FPM: You mentioned the problem of conservatives not liking your book. In my observation, there are various different reasons for this. Some conservatives have theorized that your book is an effort to give Hillary what they call a “soft landing” on the lesbian issue. As a Clinton watcher, you probably know what the soft landing tactic is, but for the sake of our readers, let me explain. The soft landing is an old Clinton ploy for manipulating the media. Clinton spinmeister Lanny Davis wrote about this tactic in his White House memoir Truth to Tell. In that book, Davis describes how, if he knew that bad news about the Clintons was coming down the pike, he would try to beat the media to the punch. He would proactively leak the bad news himself, whatever it was, to certain hand-picked reporters, among them John Solomon of UPI, on the principle that, if you know bad news is coming out anyway, you might as well take the initiative, get it out early and get your own sanitized version of the story out there before anyone else’s version. Now, Mr. Klein, some conservatives wonder if your book might be part of just that sort of Lanny Davis-style maneuver, that perhaps it’s intended to innoculate the public against more detailed, less kind or perhaps less sympathetic treatments of Hillary’s sexual orientation than yours that may be coming down the pike. How would you respond?

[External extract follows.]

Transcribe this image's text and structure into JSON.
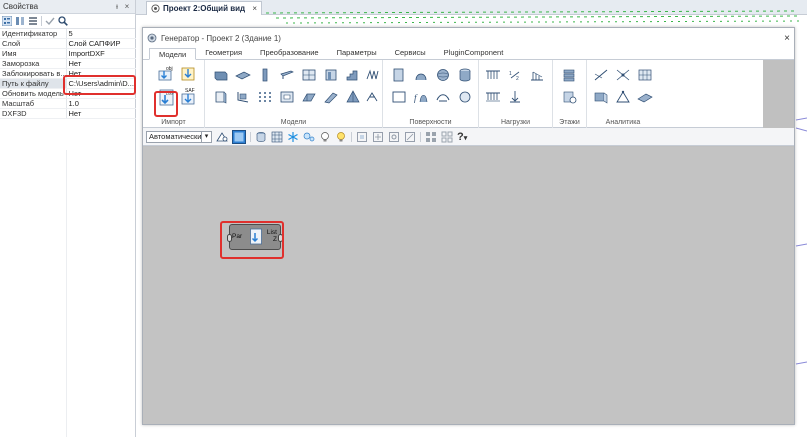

Klein: I have heard that charge. It presupposes that I am operating on behalf of some secret cabal and I can assure you that I have been in touch with no such cabal regarding this book or any other book that I’ve ever written. All the conclusions in this book are drawn from my own personal interviews and research and I made no effort to pull my punches.
FPM: Some conservatives complain that you’ve written a sordid, distasteful book, and that, by focusing largely on innuendos about Hillary’s sexuality, you are making Hillary’s critics look like sleazemongers and creating a backlash of sympathy for her.
Klein: That criticism raises the question of how are we to treat Hillary, we who do not want to see her as president? Do we treat her like a woman, with kid gloves? Do we back away from her sordid past? Do we avoid talking about personal issues because she’s a woman? Or do we treat her the way she claims she wants to be treated, as a good feminist, like anybody else, like you would treat a male candidate? If it’s okay to question John Kerry’s character, his past behavior, his marriages, his this and his that, then certainly the same thing applies to Hillary. We should not back away from dealing with her in a tough, direct fashion.
FPM: Excellent. Thank you so much, Mr. Klein.
Klein: It’s my pleasure, and it’s great talking to you.
To read Richard Poe's review of Edward Klein's The Truth About Hillary, click here.
Richard Poe is Investigative Editor for David Horowitz's Center for the Study of Popular Culture, as well as Managing Editor of Horowitz's group blog Moonbat Central. He is a New York Times-bestselling author and journalist whose personal blog appears at RichardPoe.com. Poe's latest book is Hillary’s Secret War: The Clinton Conspiracy to Muzzle Internet Journalists.